⟨
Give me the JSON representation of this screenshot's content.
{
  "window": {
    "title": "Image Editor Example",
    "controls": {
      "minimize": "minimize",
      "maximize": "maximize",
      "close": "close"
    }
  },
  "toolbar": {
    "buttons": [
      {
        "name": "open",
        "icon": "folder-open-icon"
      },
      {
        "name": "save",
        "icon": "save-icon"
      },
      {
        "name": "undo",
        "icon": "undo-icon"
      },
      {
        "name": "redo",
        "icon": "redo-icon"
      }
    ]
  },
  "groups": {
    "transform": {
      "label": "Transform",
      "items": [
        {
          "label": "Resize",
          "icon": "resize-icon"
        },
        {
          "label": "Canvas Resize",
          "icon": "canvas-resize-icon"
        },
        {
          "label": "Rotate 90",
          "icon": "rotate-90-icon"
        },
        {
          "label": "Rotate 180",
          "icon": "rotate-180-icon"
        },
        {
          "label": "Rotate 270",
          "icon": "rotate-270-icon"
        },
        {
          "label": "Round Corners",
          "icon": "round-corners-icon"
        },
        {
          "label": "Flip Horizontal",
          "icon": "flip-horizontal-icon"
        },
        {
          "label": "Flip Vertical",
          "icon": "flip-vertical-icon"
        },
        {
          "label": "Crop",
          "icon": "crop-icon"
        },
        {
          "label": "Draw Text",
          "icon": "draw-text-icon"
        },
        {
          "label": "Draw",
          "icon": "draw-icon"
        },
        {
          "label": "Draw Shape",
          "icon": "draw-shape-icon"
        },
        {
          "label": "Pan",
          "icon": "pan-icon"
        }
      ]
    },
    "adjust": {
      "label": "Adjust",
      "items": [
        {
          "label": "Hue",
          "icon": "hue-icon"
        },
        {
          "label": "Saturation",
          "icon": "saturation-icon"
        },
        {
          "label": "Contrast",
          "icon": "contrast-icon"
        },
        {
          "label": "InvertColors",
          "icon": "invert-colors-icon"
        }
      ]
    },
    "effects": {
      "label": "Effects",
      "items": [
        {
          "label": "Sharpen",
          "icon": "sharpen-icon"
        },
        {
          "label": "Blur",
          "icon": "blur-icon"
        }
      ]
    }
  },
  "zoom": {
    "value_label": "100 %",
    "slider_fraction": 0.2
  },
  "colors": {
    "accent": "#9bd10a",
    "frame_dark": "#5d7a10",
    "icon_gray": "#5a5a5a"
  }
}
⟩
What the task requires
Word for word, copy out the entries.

Solution
Give me the JSON representation of this screenshot's content.
{
  "window": {
    "title": "Image Editor Example",
    "controls": {
      "minimize": "minimize",
      "maximize": "maximize",
      "close": "close"
    }
  },
  "toolbar": {
    "buttons": [
      {
        "name": "open",
        "icon": "folder-open-icon"
      },
      {
        "name": "save",
        "icon": "save-icon"
      },
      {
        "name": "undo",
        "icon": "undo-icon"
      },
      {
        "name": "redo",
        "icon": "redo-icon"
      }
    ]
  },
  "groups": {
    "transform": {
      "label": "Transform",
      "items": [
        {
          "label": "Resize",
          "icon": "resize-icon"
        },
        {
          "label": "Canvas Resize",
          "icon": "canvas-resize-icon"
        },
        {
          "label": "Rotate 90",
          "icon": "rotate-90-icon"
        },
        {
          "label": "Rotate 180",
          "icon": "rotate-180-icon"
        },
        {
          "label": "Rotate 270",
          "icon": "rotate-270-icon"
        },
        {
          "label": "Round Corners",
          "icon": "round-corners-icon"
        },
        {
          "label": "Flip Horizontal",
          "icon": "flip-horizontal-icon"
        },
        {
          "label": "Flip Vertical",
          "icon": "flip-vertical-icon"
        },
        {
          "label": "Crop",
          "icon": "crop-icon"
        },
        {
          "label": "Draw Text",
          "icon": "draw-text-icon"
        },
        {
          "label": "Draw",
          "icon": "draw-icon"
        },
        {
          "label": "Draw Shape",
          "icon": "draw-shape-icon"
        },
        {
          "label": "Pan",
          "icon": "pan-icon"
        }
      ]
    },
    "adjust": {
      "label": "Adjust",
      "items": [
        {
          "label": "Hue",
          "icon": "hue-icon"
        },
        {
          "label": "Saturation",
          "icon": "saturation-icon"
        },
        {
          "label": "Contrast",
          "icon": "contrast-icon"
        },
        {
          "label": "InvertColors",
          "icon": "invert-colors-icon"
        }
      ]
    },
    "effects": {
      "label": "Effects",
      "items": [
        {
          "label": "Sharpen",
          "icon": "sharpen-icon"
        },
        {
          "label": "Blur",
          "icon": "blur-icon"
        }
      ]
    }
  },
  "zoom": {
    "value_label": "100 %",
    "slider_fraction": 0.2
  },
  "colors": {
    "accent": "#9bd10a",
    "frame_dark": "#5d7a10",
    "icon_gray": "#5a5a5a"
  }
}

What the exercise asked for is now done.